He opened with “A Hard Day’s Night,” which prior to this tour McCartney had not played live since he did with the Beatles in 1965. Throughout the concert he would dedicate songs to first wife Linda (“Maybe I’m Amazed”), current wife Nancy (“My Valentine”), Jimi Hendrix (“Foxy Lady”), John Lennon (“Here Today”) and George Harrison (“Something”).

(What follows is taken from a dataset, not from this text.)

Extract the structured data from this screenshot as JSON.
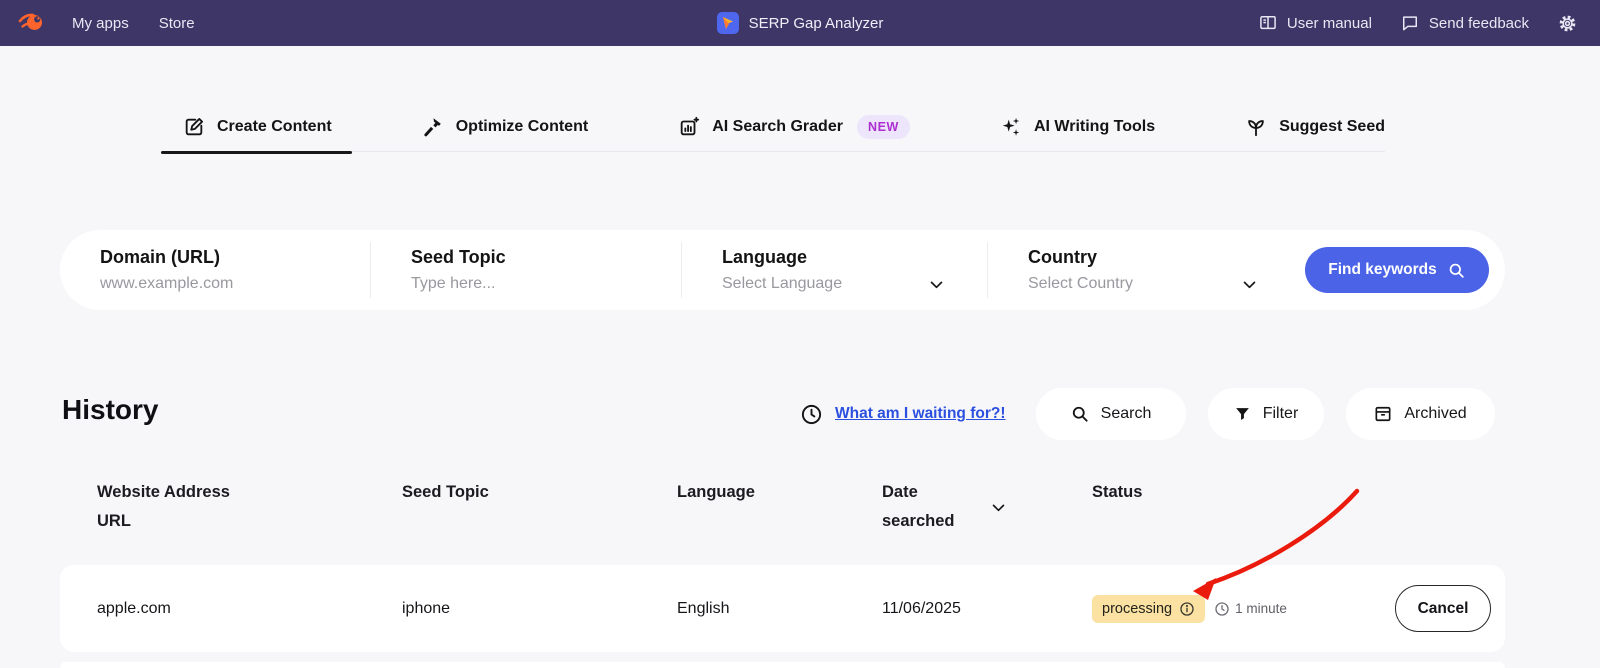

He would talk about how he wrote songs in his intros to “You Won’t See Me” and “Being for the Benefit of Mr. Kite”. He stated that he wrote “Blackbird” to encourage those in the civil rights struggle in America in 1968, and sadly acknowledged that this was a problem we are still dealing with today. He asked how many had tried to learn “Blackbird” on guitar, then slyly saying that they had all gotten it wrong. He talked about seeing Jimi Hendrix playing Sgt. Pepper in concert just two days after the album had been released forty-nine years ago in June, 1967.
The set had vertical screens on the side of the stage so that we could see McCartney and his band, and one horizontal screen behind the band to show some video effects for each song. He performed “Blackbird” and “Here Today” on a platform elevated high above the stage, with cascading waterfall video used for the latter tribute to John Lennon.
The 74 year-old singer did show some strain on a few of the vocals, which would have been hard to hear for most, as the crowd stood for almost all of the concert singing along with joy. Overall, McCartney was in good form as he was backed by his excellent long-time band.
A lot of people bring signs to McCartney’s concerts, and he tries to read some of them, while remembering what chords to play and lyrics to sing. The man below, dressed like Paul from the Sgt. Pepper album, whose sign was chosen, was actually on the bus we road to Summerfest.
Observing the crowd at a McCartney concert is always fun as you see a variety of ages, including a surprising number of young people. Throughout the day I enjoyed seeing a large variety of Beatles and McCartney t-shirts that people had worn to Summerfest in anticipation of the concert. The costs are always interesting too, with $45 t-shirts and very pricey tickets.
Here is the entire set list from the show.
Enjoy these videos of a few of the songs from the concert below:
You can read the review of the concert from the Milwaukee Sentinel here.
You might also enjoy this summer’s new McCartney compilation Pure McCartney. You can read my review here.
And finally, how are we to look at McCartney from a Christian perspective? Unlike George Harrison for example, he has always kept his religious beliefs close to the vest. However, in Philip Norman’s excellent new biography, he states that McCartney has continued to practice Transcendental Meditation since the Beatles 1968 visit with the Maharishi Yogi in India. You can read my review of Norman’s Paul McCartney: The Life here.